FIG. 6 illustrates an alternative embodiment of the invention which provides a means to address more character information than can normally be addressed over a particular sized font data bus. In this embodiment, a bank switch 16 is used which incorporates logic elements which allow it to recognize control signals ("escape sequences") on the font data bus and, in response thereto, switch the font data bus between a font cartridge and one or more segments of ROM in the expansion module. Because the font data bus is coupled to only one source of font data at a time, the addresses used for accessing the font data in each segment of the expansion module can be the same as those used for the font data in the font cartridge.
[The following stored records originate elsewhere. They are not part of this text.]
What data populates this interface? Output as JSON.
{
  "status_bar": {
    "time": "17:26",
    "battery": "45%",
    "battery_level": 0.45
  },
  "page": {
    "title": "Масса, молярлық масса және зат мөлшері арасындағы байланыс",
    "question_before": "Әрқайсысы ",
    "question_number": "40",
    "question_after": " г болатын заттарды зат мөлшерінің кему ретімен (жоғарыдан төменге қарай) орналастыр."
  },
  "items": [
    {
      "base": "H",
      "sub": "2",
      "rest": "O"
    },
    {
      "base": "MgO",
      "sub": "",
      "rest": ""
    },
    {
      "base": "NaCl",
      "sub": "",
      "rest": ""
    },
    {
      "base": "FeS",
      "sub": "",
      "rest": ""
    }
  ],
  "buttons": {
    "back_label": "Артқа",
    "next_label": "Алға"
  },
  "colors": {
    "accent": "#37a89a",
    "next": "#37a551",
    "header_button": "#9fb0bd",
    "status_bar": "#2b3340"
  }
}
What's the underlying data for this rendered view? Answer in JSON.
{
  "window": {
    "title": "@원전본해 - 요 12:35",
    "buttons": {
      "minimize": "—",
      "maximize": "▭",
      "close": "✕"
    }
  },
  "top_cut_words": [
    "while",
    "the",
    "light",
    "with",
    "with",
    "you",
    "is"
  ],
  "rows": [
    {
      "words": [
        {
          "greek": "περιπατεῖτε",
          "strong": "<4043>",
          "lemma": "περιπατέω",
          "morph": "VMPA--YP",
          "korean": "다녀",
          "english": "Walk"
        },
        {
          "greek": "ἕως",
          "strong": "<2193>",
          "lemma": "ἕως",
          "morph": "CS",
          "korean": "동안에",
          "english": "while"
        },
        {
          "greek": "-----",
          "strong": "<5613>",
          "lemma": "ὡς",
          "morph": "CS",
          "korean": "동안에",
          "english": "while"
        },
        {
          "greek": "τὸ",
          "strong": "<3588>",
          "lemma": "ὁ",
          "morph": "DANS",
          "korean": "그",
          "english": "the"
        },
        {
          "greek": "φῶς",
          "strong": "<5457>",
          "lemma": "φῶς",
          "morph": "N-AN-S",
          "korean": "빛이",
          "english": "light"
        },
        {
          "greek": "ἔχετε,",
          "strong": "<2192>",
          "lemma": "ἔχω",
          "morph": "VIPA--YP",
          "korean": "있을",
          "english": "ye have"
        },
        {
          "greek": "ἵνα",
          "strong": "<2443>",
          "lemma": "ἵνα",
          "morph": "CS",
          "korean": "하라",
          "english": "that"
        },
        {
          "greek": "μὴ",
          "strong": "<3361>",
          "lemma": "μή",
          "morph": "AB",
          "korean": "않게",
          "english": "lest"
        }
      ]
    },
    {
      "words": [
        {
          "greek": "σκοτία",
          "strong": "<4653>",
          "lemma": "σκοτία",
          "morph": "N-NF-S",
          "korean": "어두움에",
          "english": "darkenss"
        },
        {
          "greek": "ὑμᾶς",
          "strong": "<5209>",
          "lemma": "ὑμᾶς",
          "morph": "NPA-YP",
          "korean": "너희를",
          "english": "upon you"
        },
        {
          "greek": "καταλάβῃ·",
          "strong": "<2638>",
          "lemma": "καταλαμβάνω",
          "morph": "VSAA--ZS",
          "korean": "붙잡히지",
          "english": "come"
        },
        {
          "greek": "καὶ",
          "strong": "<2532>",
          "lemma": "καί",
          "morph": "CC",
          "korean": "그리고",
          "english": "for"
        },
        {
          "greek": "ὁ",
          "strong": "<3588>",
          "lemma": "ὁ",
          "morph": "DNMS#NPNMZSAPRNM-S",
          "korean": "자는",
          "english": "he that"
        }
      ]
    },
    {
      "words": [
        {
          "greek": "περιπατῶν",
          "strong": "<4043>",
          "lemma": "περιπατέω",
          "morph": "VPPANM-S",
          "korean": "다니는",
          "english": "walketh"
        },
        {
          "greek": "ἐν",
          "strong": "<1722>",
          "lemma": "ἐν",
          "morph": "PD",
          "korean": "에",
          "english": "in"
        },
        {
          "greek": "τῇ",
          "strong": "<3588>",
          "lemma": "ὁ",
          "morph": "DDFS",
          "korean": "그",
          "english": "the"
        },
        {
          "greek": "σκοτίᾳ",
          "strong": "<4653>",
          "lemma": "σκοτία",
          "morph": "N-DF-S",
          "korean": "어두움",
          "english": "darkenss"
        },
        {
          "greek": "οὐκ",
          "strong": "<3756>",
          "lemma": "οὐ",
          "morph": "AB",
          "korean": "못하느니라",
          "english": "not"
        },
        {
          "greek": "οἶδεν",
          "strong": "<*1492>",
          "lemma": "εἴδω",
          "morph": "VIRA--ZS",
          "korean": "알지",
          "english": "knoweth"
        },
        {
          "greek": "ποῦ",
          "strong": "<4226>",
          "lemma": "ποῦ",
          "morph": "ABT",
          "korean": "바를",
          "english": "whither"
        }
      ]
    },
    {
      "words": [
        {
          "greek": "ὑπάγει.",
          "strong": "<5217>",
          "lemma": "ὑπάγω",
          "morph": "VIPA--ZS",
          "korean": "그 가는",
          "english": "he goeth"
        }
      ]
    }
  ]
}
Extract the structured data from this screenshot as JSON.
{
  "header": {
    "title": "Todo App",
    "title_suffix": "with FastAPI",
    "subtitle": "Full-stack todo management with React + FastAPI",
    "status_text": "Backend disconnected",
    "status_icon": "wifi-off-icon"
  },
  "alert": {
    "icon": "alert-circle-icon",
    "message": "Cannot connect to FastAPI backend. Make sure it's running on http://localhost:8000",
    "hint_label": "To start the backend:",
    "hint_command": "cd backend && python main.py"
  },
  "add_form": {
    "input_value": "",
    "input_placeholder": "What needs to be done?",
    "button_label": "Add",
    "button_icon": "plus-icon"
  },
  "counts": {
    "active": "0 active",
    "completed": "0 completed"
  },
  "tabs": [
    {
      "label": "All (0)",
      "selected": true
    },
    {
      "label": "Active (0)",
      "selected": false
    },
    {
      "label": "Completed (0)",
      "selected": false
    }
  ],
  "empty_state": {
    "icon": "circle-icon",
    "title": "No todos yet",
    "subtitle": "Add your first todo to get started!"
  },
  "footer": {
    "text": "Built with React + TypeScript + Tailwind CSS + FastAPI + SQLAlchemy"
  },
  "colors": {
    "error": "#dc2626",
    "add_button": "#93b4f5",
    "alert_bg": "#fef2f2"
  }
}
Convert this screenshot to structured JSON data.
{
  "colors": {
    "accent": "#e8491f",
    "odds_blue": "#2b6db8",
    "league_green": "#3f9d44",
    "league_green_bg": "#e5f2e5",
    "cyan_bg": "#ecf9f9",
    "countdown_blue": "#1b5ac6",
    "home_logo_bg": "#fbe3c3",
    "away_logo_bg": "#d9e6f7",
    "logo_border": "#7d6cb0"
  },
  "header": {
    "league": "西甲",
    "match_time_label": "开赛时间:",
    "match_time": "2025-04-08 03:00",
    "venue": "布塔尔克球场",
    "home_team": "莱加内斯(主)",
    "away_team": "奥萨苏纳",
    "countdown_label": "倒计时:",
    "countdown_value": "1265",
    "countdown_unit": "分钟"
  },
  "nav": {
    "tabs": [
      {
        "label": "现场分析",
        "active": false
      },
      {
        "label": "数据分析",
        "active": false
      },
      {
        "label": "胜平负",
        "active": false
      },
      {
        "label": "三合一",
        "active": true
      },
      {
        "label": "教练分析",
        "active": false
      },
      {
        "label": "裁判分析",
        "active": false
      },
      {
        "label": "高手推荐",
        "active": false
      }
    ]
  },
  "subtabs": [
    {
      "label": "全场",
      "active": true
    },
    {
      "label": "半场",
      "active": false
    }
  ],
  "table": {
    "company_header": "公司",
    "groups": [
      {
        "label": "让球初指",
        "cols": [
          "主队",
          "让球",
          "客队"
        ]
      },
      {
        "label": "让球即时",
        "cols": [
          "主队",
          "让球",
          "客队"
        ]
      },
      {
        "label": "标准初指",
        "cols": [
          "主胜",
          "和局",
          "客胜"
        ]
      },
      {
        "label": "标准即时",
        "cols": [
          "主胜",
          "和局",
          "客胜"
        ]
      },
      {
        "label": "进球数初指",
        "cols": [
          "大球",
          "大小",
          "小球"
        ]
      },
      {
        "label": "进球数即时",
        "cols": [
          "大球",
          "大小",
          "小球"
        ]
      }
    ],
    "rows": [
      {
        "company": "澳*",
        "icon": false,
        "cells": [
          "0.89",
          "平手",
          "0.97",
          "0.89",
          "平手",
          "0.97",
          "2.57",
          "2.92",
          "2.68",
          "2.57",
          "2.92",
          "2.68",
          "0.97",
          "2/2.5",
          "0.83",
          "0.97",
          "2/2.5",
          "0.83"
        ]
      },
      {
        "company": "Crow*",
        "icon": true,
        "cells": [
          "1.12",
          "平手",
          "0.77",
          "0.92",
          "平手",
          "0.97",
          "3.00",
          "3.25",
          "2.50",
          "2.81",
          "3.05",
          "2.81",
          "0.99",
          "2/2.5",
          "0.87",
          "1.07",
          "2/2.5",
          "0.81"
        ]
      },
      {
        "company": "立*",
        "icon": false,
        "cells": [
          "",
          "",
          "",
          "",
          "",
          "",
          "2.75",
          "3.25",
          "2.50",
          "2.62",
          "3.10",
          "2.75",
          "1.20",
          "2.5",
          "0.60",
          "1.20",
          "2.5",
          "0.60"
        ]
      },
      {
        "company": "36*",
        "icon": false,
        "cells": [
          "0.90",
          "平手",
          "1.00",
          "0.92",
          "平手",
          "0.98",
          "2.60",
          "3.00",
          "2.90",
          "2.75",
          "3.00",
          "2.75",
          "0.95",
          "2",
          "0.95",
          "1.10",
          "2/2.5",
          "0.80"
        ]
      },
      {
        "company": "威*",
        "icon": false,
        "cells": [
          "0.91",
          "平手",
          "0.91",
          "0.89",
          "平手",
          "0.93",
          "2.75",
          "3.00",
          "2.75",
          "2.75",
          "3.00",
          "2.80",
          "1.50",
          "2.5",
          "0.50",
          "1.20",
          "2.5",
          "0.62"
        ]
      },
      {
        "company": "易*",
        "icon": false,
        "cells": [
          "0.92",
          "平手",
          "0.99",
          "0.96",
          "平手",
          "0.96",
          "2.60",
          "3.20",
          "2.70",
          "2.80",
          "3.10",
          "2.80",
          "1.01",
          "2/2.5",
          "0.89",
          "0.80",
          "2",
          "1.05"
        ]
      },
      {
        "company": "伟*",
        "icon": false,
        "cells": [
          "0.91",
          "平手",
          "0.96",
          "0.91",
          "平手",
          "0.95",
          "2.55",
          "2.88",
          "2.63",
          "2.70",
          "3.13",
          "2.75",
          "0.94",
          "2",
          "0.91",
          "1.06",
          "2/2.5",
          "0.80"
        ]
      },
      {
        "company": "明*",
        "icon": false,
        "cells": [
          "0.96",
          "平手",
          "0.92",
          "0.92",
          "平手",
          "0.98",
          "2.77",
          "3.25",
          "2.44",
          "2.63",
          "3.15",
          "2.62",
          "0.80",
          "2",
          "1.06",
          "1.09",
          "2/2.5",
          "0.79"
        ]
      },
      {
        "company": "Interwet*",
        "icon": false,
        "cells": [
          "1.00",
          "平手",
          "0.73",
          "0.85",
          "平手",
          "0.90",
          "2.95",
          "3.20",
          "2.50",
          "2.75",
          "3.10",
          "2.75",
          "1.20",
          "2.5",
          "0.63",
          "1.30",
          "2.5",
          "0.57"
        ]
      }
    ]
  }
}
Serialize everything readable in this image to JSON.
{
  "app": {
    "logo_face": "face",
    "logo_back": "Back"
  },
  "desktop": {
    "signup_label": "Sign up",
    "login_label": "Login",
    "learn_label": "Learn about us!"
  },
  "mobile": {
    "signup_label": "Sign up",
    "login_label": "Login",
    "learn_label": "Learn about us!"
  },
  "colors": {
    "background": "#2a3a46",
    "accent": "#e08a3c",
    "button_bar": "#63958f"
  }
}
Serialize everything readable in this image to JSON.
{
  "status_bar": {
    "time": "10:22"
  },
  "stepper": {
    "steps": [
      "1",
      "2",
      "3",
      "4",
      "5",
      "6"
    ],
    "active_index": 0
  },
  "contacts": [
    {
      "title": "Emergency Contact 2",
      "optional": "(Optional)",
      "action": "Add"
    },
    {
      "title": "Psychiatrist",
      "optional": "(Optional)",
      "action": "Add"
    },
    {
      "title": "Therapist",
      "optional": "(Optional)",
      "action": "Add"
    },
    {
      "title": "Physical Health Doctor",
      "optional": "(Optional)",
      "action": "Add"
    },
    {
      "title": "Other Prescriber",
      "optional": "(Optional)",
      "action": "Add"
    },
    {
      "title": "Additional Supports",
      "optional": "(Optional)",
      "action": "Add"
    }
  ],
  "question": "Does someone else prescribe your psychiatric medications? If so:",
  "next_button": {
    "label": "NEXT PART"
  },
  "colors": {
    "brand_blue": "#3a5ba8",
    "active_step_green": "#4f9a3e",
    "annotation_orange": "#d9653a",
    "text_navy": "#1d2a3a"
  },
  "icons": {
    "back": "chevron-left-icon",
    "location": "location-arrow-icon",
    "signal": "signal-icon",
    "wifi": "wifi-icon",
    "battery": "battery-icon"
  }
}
In the embodiment of FIG. 6, the font data bus is coupled to a bank switch 16 which is capable of switching the bus among the segments 15A and 15B of the expansion module ROM, and the ROM in font cartridge 110. Predetermined escape sequences applied to the font data bus 211 are used to cause bank switch 16 to couple font data bus extension 212, 213A, or 213B, as desired, to the incoming bus 211. All of the addressing capability of the font data bus can therefore be utilized by each of the connected ROM segments. It will be recognized that any number of ROM segments can be included in expansion module 10' as desired, two segments being shown for illustrative purposes.
Font cartridge 110 is held to the expansion module 10 by two spring catches 17. Only one of the catches can be seen in the drawings, the other being located symmetrically on the opposite side of the module and hidden by case 12. Each catch is actuated by a ramp on slide button 18. Slide button 18 rides in a slot cut in the side of case 12, and is operated by finger pressure applied to the serrated section 19 on the button. When slide button 18 is slid down so that the rounded end of catch 17 slides up the ramp, the opposite end of the catch is forced against the inside of the case of font cartridge 110. The end of catch 17 is beveled as shown in FIG. 3 so that it bites into the case slightly and securely holds font cartridge 110 and expansion module 10 together. The catch 17, which is preferably fabricated from spring steel strip stock, has sufficient stiffness that when in lock position it will bite into the font cartridge slightly, but not break it. Pin 20 acts as a pivot around which catch 17 turns. Leaf spring 21 provides a restoring force to cause the catch to release when the slide button is retracted.